Even though the first day of Spring has passed us by two weeks ago, the gray days of winter filled with rain, fog and even snow at times still linger. Looking for bright spots amid the light snow, we find purple petals seeking a way out. Crocus didn’t have a chance this season – they didn’t bloom. Spring was not kind to them for winter pushed her aside. The elements too harsh. Other eager shoots somehow survived, and the native trillium stand tall and starkly white against their deep green leaves.

Another day with sun arrives, and Spring has a show in store. Driving west to east, I spy her in the distance. Regal and royal in her bearing. Wearing a cloak of ermine flowing down her sides to touch the snow-covered ground. Majestically she rises toward the sky, reaching ever higher for that crowning blue ceiling and bright sun. A reminder that the season is divided between here and there.

Here in the valley – where things grow green and lush – we hope for Spring to succeed. Yet there atop Mt. Hood rising above the valley winter rules. The mountain reminds us that indeed it is still winter on her slopes. Snowfall each day with perhaps a record for this season. The mountain looks down on us as we struggle to push spring into being – planting too early creating a replanting around the end of June. Both Spring and the mountain laugh at us about our lack of memory when it comes to planting time here in the valley.

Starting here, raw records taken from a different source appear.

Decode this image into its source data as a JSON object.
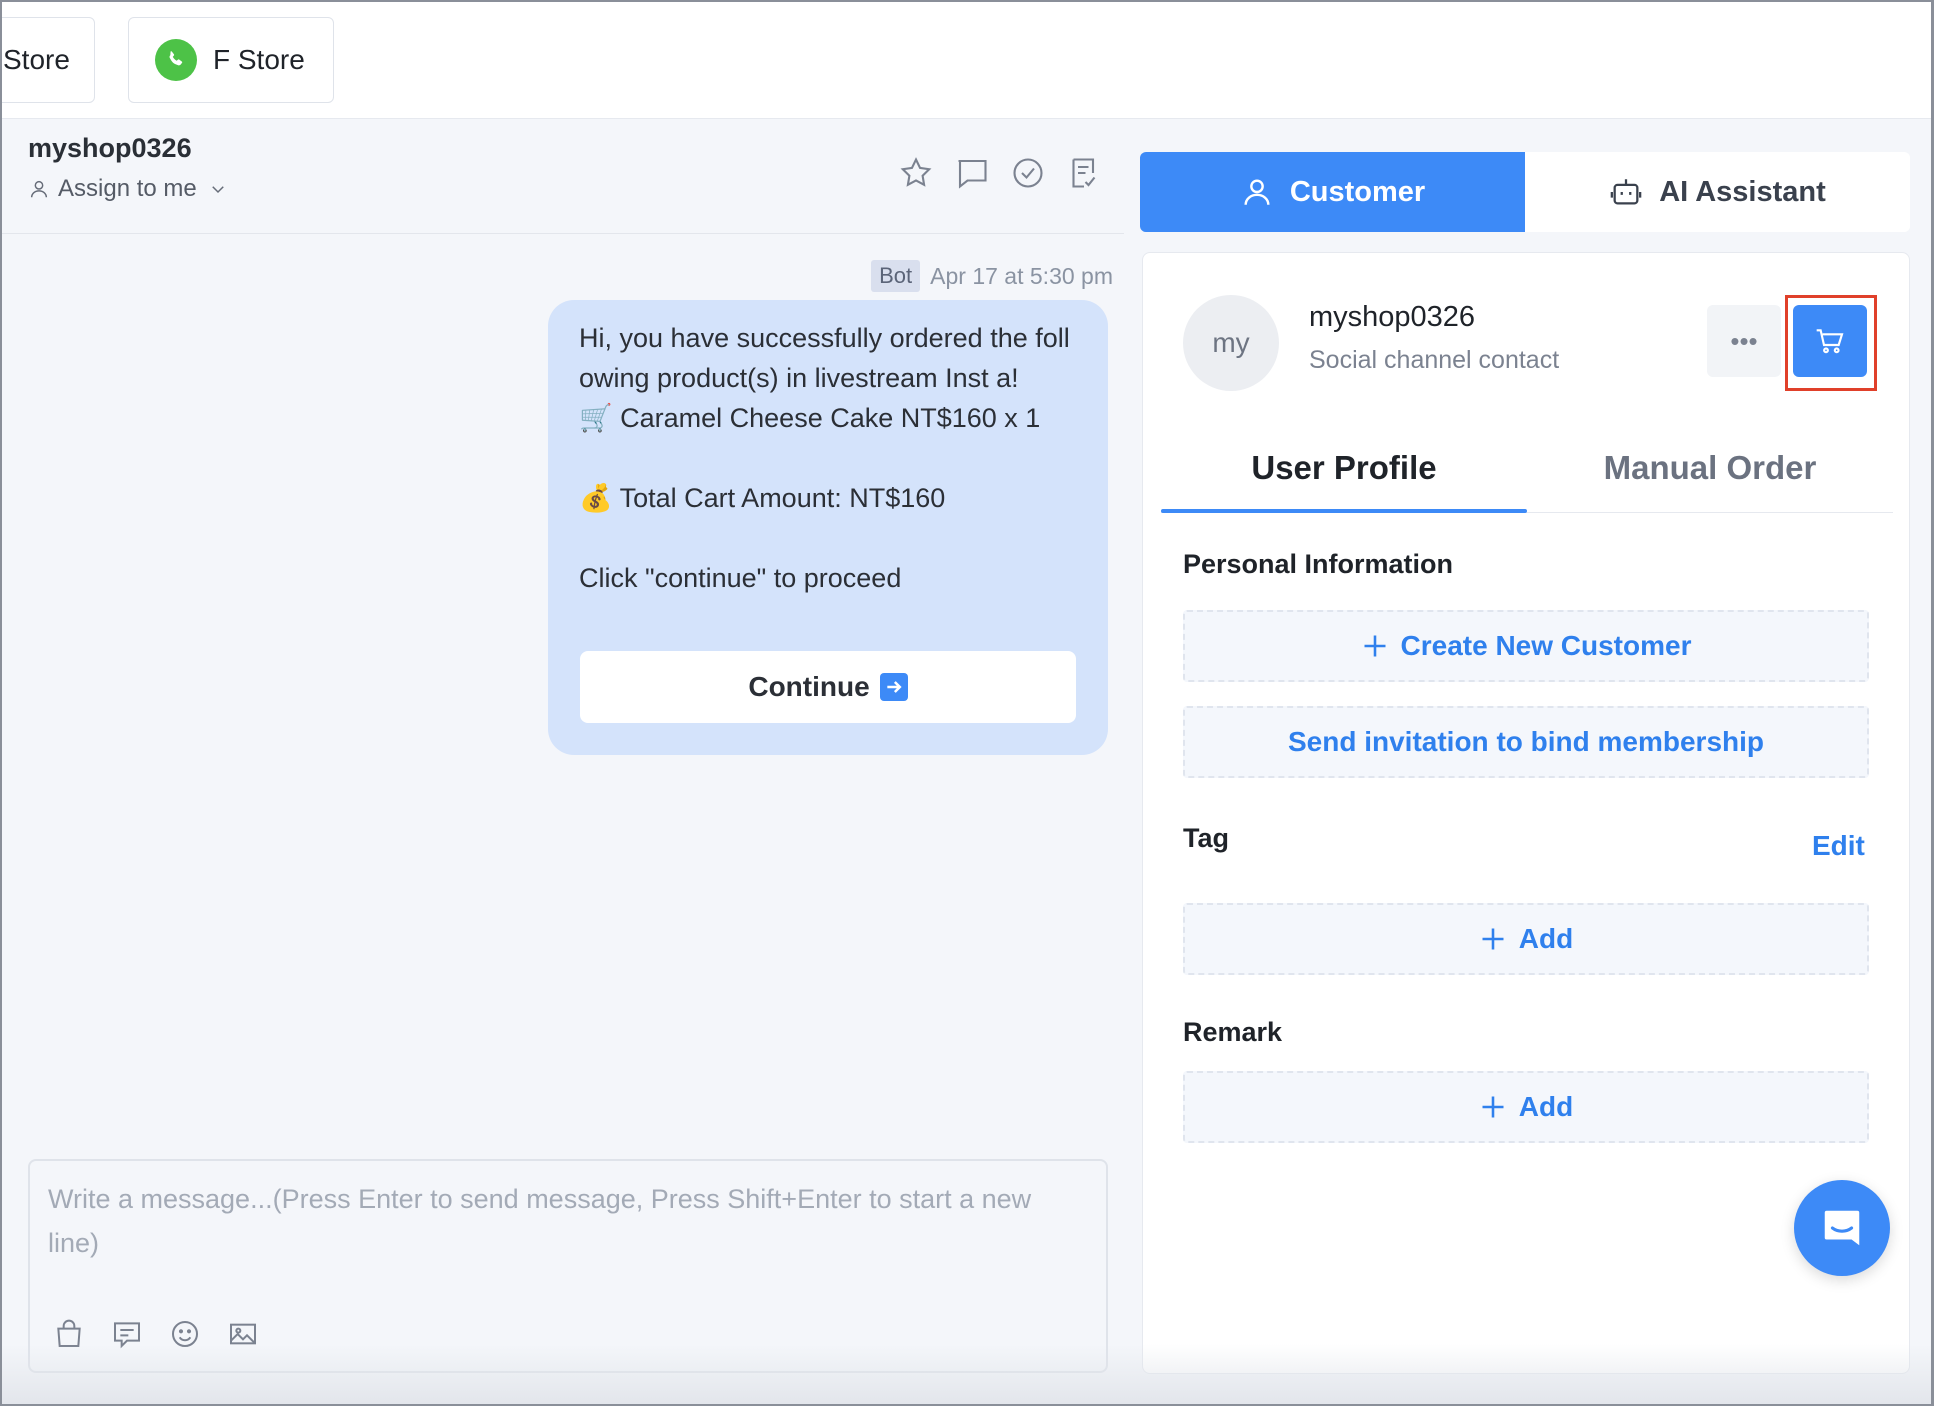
{
  "tabs": [
    {
      "label": "Store"
    },
    {
      "label": "F Store"
    }
  ],
  "chat": {
    "name": "myshop0326",
    "assign_label": "Assign to me",
    "message": {
      "sender_badge": "Bot",
      "timestamp": "Apr 17 at 5:30 pm",
      "text": "Hi, you have successfully ordered the following product(s) in livestream Inst a!\n🛒 Caramel Cheese Cake NT$160 x 1\n\n💰 Total Cart Amount: NT$160\n\nClick \"continue\" to proceed",
      "button_label": "Continue"
    },
    "composer": {
      "placeholder": "Write a message...(Press Enter to send message, Press Shift+Enter to start a new line)"
    }
  },
  "panel": {
    "tabs": [
      {
        "label": "Customer",
        "active": true
      },
      {
        "label": "AI Assistant",
        "active": false
      }
    ],
    "contact": {
      "avatar_initials": "my",
      "name": "myshop0326",
      "subtitle": "Social channel contact"
    },
    "sub_tabs": [
      {
        "label": "User Profile",
        "active": true
      },
      {
        "label": "Manual Order",
        "active": false
      }
    ],
    "personal_info": {
      "title": "Personal Information",
      "create_label": "Create New Customer",
      "invite_label": "Send invitation to bind membership"
    },
    "tag": {
      "title": "Tag",
      "edit_label": "Edit",
      "add_label": "Add"
    },
    "remark": {
      "title": "Remark",
      "add_label": "Add"
    }
  },
  "colors": {
    "accent": "#3d8af7",
    "link": "#2f80ed",
    "highlight_border": "#e0402a",
    "bubble": "#d4e3fb",
    "whatsapp_green": "#4dc247"
  },
  "icons": [
    "whatsapp-icon",
    "user-icon",
    "chevron-down-icon",
    "star-icon",
    "comment-icon",
    "check-circle-icon",
    "note-check-icon",
    "shopping-bag-icon",
    "quick-reply-icon",
    "emoji-icon",
    "image-icon",
    "robot-icon",
    "more-icon",
    "cart-icon",
    "plus-icon",
    "chat-bubble-icon"
  ]
}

Soon the mountain runoff will add to Spring’s rains in the rivers and streams. Together they will likely wreak havoc on some areas. But together, they will soon step aside and allow Spring’s best efforts to prevail.